You may not recognize Susan Kare’s name, but you’d almost certainly recognize her work. Kare is responsible for some of the most famous icons in computing history, including the once-ubiquitous smiley Macintosh, the original Windows solitaire icon, and the clover-like command symbol still used on Mac keyboards today. Her latest work, pixel-perfect as ever, arrives in a slightly different venue: the social network app Path.
For $2, Path users can download "Iconic Bites," a pack of 24 Kare-designed "stickers"—the oversize emoji stand-ins that Path introduced earlier this year. In the app, stickers are intended as a fun way to ease the burden of smartphone communication; a sentiment that might take 12 words, or four combined emoji, can be summed up with one of Path’s supersize digital stamps.
That type of visual efficiency is right up Kare’s alley. The challenge of designing icons today is the same as it’s always been, she told Wired recently: "You aim to create an image that’s a visual shorthand for a concept. If you do your job well, that image becomes meaningful as a symbol—something easy to recognize and remember."

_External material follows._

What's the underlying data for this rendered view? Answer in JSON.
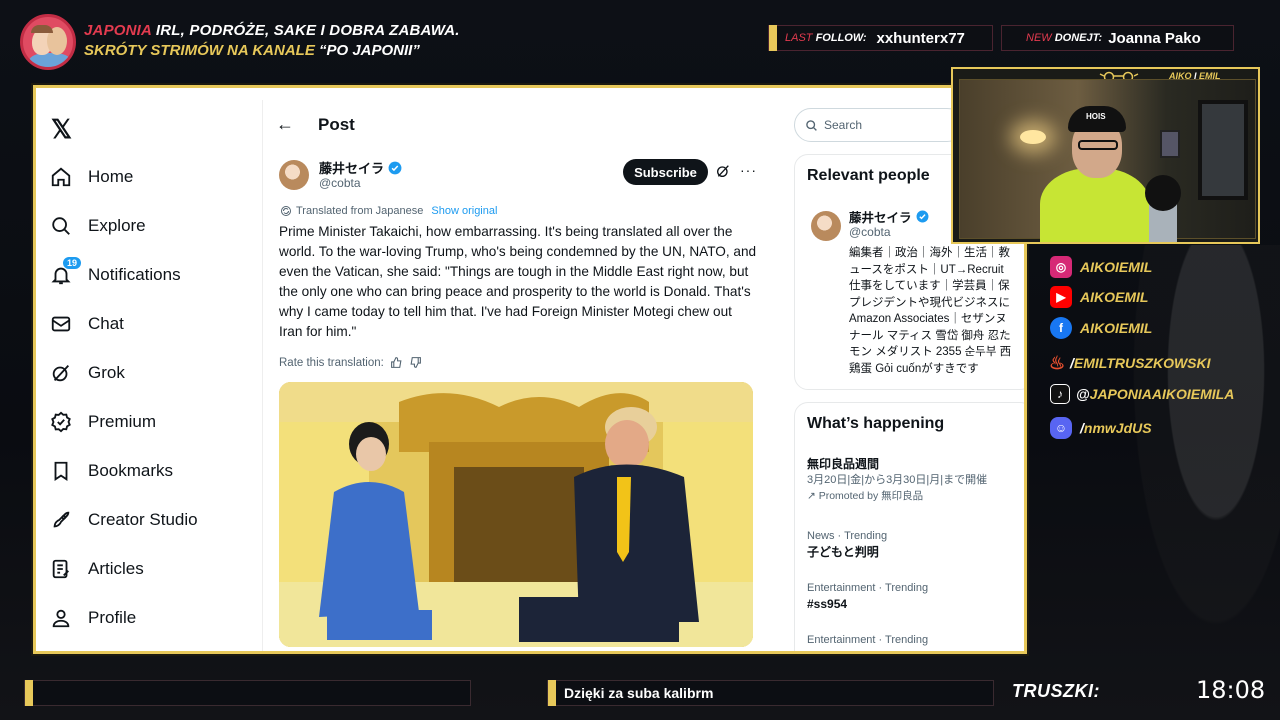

For Path, she created stickers for 24 food items, each rendered in colorful, chunky pixels. "I designed the stickers of iconic food in a limited grid, hoping they can be useful literally (want to get coffee?) and creatively as symbols (e.g. You’re the cream in my coffee) and add some visual shorthand and humor to messages," she explains. "As someone whose car has more than a few stickers, I know they can be a fun way to communicate."